Task requirements — Only the pictures are to be left out; write out the rest of the data exactly.

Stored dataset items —
□ □ □

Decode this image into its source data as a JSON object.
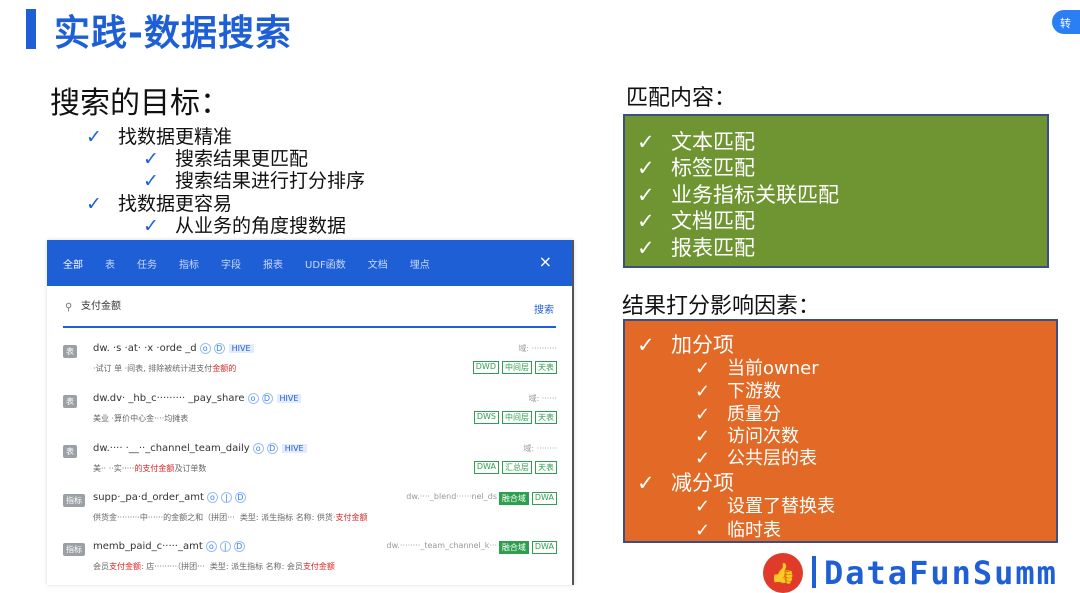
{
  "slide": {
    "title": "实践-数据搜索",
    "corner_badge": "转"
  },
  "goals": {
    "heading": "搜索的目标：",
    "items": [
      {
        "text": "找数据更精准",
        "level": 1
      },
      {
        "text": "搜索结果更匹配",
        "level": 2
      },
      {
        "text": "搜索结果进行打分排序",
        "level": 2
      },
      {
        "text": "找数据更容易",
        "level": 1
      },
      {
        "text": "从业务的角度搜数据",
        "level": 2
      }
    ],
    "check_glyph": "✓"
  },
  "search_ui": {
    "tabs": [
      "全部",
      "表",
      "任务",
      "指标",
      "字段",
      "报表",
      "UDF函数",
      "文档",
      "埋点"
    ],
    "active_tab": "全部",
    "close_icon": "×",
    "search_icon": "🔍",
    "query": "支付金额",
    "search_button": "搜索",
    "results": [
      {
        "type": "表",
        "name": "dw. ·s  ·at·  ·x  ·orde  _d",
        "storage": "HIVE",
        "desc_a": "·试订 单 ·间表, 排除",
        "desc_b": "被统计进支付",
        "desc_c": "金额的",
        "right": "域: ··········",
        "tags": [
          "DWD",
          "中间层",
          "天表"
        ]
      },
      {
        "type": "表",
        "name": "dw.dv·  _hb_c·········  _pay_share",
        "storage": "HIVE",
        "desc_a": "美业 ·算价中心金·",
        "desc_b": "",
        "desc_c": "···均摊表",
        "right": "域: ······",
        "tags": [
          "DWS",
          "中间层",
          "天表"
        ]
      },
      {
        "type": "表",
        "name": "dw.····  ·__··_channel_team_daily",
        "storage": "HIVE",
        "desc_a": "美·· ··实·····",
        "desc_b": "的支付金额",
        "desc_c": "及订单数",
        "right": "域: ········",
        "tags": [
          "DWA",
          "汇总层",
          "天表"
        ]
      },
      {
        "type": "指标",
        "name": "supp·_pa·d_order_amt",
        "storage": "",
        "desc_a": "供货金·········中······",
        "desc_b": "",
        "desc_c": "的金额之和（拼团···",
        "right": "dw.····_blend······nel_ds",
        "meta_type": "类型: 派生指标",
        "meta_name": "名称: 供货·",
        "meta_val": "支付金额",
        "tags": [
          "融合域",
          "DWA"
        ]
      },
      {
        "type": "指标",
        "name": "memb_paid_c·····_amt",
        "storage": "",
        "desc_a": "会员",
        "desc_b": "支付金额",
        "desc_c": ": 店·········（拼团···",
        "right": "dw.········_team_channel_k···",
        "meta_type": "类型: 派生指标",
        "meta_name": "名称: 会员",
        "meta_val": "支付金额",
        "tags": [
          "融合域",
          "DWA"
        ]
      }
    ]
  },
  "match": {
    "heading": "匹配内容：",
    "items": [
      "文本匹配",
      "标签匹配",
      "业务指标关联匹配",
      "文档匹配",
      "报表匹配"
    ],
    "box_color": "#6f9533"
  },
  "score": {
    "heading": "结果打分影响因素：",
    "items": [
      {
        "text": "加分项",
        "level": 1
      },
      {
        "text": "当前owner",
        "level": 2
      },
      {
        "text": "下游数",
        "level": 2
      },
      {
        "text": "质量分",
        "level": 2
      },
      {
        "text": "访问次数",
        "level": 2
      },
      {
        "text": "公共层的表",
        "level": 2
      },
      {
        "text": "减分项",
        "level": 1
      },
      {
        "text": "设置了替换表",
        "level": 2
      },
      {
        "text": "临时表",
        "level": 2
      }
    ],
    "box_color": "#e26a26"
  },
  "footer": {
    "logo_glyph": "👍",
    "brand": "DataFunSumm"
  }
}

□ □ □

Solution for this task —
Decode this image into its source data as a JSON object.
{
  "slide": {
    "title": "实践-数据搜索",
    "corner_badge": "转"
  },
  "goals": {
    "heading": "搜索的目标：",
    "items": [
      {
        "text": "找数据更精准",
        "level": 1
      },
      {
        "text": "搜索结果更匹配",
        "level": 2
      },
      {
        "text": "搜索结果进行打分排序",
        "level": 2
      },
      {
        "text": "找数据更容易",
        "level": 1
      },
      {
        "text": "从业务的角度搜数据",
        "level": 2
      }
    ],
    "check_glyph": "✓"
  },
  "search_ui": {
    "tabs": [
      "全部",
      "表",
      "任务",
      "指标",
      "字段",
      "报表",
      "UDF函数",
      "文档",
      "埋点"
    ],
    "active_tab": "全部",
    "close_icon": "×",
    "search_icon": "🔍",
    "query": "支付金额",
    "search_button": "搜索",
    "results": [
      {
        "type": "表",
        "name": "dw. ·s  ·at·  ·x  ·orde  _d",
        "storage": "HIVE",
        "desc_a": "·试订 单 ·间表, 排除",
        "desc_b": "被统计进支付",
        "desc_c": "金额的",
        "right": "域: ··········",
        "tags": [
          "DWD",
          "中间层",
          "天表"
        ]
      },
      {
        "type": "表",
        "name": "dw.dv·  _hb_c·········  _pay_share",
        "storage": "HIVE",
        "desc_a": "美业 ·算价中心金·",
        "desc_b": "",
        "desc_c": "···均摊表",
        "right": "域: ······",
        "tags": [
          "DWS",
          "中间层",
          "天表"
        ]
      },
      {
        "type": "表",
        "name": "dw.····  ·__··_channel_team_daily",
        "storage": "HIVE",
        "desc_a": "美·· ··实·····",
        "desc_b": "的支付金额",
        "desc_c": "及订单数",
        "right": "域: ········",
        "tags": [
          "DWA",
          "汇总层",
          "天表"
        ]
      },
      {
        "type": "指标",
        "name": "supp·_pa·d_order_amt",
        "storage": "",
        "desc_a": "供货金·········中······",
        "desc_b": "",
        "desc_c": "的金额之和（拼团···",
        "right": "dw.····_blend······nel_ds",
        "meta_type": "类型: 派生指标",
        "meta_name": "名称: 供货·",
        "meta_val": "支付金额",
        "tags": [
          "融合域",
          "DWA"
        ]
      },
      {
        "type": "指标",
        "name": "memb_paid_c·····_amt",
        "storage": "",
        "desc_a": "会员",
        "desc_b": "支付金额",
        "desc_c": ": 店·········（拼团···",
        "right": "dw.········_team_channel_k···",
        "meta_type": "类型: 派生指标",
        "meta_name": "名称: 会员",
        "meta_val": "支付金额",
        "tags": [
          "融合域",
          "DWA"
        ]
      }
    ]
  },
  "match": {
    "heading": "匹配内容：",
    "items": [
      "文本匹配",
      "标签匹配",
      "业务指标关联匹配",
      "文档匹配",
      "报表匹配"
    ],
    "box_color": "#6f9533"
  },
  "score": {
    "heading": "结果打分影响因素：",
    "items": [
      {
        "text": "加分项",
        "level": 1
      },
      {
        "text": "当前owner",
        "level": 2
      },
      {
        "text": "下游数",
        "level": 2
      },
      {
        "text": "质量分",
        "level": 2
      },
      {
        "text": "访问次数",
        "level": 2
      },
      {
        "text": "公共层的表",
        "level": 2
      },
      {
        "text": "减分项",
        "level": 1
      },
      {
        "text": "设置了替换表",
        "level": 2
      },
      {
        "text": "临时表",
        "level": 2
      }
    ],
    "box_color": "#e26a26"
  },
  "footer": {
    "logo_glyph": "👍",
    "brand": "DataFunSumm"
  }
}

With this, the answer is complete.